Carpenter bees will use any exposed wooden part of the home as a place to build their nest. Places like wooden fences, posts, fascia board, headers, wooden siding and the like are all fair game. These bees also find their way under metal or vinyl siding if there is a wood member they are dig into. These bees can cause some damage, with drilling the actual hole and then the gallery they dig out can become bigger and bigger each year, which can compromise that particular piece of wood, but nothing like damage that can be caused by other wood destroying insects.
Physical signs to look for to determine active infestation would be what looks like saw dust under wood or a drippy black smudge coming down under siding or capped wood. Obviously holes that appear on wooden posts or other structures would be a tell tale sign. The hole is about a half inch big.

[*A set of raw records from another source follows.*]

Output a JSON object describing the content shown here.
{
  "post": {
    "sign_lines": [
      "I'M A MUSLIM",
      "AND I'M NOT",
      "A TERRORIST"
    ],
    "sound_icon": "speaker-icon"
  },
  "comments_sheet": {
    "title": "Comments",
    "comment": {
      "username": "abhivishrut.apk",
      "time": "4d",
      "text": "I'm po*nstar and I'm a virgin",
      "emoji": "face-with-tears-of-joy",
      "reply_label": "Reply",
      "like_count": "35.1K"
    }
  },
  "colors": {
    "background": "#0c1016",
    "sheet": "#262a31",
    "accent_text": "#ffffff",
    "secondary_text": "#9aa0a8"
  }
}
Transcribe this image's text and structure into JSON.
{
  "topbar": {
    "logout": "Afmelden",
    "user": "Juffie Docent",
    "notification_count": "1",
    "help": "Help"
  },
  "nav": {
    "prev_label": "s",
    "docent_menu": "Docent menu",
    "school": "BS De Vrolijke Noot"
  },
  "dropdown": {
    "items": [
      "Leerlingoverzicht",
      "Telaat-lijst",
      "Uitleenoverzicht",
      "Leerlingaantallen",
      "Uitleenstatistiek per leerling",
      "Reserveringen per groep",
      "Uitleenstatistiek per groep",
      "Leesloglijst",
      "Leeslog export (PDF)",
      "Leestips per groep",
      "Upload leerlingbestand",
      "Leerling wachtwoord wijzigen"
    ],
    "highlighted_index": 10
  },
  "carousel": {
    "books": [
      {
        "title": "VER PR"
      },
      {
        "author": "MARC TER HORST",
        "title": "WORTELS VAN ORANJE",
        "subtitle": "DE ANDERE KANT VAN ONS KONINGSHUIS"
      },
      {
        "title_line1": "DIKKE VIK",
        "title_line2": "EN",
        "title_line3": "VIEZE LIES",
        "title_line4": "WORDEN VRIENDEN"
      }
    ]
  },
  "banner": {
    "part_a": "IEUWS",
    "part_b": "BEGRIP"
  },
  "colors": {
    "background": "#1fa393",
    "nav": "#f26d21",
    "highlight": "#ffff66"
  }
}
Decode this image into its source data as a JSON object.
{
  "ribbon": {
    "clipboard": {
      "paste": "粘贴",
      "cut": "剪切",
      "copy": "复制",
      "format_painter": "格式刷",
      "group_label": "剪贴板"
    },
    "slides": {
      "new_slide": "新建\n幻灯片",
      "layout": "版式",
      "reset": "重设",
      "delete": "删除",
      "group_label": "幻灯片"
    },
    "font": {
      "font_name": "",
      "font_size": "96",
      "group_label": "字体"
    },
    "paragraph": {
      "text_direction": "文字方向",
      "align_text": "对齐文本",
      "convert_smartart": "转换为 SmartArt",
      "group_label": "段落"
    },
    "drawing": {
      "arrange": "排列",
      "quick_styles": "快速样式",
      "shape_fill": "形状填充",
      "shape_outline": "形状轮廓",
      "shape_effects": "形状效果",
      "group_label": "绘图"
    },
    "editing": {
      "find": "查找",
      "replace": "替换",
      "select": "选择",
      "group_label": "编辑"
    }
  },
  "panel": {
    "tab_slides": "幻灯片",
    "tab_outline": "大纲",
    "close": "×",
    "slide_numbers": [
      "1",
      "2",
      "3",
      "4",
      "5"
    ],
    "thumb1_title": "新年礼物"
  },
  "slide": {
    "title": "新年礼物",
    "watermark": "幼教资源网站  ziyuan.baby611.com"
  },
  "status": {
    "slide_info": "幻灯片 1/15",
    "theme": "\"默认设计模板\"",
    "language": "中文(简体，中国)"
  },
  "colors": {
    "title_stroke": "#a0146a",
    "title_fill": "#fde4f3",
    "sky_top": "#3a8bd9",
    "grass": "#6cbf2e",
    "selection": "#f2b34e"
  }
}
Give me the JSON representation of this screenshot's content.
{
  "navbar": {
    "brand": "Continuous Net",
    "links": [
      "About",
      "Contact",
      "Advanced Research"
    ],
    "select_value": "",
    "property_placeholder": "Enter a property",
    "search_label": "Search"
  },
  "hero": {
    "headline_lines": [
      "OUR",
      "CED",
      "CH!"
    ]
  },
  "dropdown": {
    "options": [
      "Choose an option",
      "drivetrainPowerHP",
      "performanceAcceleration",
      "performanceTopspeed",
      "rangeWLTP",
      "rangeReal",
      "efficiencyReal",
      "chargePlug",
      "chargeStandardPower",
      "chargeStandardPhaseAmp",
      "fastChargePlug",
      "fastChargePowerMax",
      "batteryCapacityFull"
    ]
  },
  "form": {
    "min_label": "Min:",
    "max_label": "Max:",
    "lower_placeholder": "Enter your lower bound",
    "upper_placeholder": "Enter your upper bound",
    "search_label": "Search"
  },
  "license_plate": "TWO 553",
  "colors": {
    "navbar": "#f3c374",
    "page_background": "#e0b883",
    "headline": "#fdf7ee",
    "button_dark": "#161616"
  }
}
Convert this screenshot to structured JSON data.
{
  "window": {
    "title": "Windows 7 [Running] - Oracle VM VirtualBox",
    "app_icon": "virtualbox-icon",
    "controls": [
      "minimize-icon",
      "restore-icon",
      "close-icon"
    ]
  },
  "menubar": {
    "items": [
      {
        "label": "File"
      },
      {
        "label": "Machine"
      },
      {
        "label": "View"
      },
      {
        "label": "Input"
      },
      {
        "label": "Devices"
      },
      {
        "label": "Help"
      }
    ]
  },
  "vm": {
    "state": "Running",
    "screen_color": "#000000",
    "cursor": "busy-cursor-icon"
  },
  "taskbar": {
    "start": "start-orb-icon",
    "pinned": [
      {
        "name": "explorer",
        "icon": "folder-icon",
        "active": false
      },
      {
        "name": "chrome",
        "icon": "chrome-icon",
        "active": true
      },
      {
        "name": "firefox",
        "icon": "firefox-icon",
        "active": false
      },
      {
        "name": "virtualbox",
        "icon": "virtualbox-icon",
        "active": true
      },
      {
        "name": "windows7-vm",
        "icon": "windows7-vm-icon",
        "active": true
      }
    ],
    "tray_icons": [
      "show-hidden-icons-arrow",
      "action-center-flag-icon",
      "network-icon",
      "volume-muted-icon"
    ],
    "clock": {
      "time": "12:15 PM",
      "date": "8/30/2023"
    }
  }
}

Carpenter bees are a solitary bee, although it might seem like a swarm of them are infesting your area. That just means that you have multiple holes already present on your home that they are living in or new bees looking for a home. The other thing to consider is that these bees do sting, at least the female bee will sting you, although she is usually too busy doing all the work. The ones that poke at your head and chase you are the males, and the males do not sting. So as always use caution when being around bees, especially if you are allergic.
The best way to control these bees is to treat the area they are infesting in the early spring and the end of the summer. That should break the life cycle of the bee as they are a yearly problem. This treatment might be considered yearly until eventually no bees are noticed. Some other methods you may have heard about is to paint all the wood surfaces of your home with a heavy paint. I’m not sure how practical that is and you also have to consider that these bees will get into and under caps and covers to get to wood that can’t be painted, so all that work might be for nothing.
Leave a Reply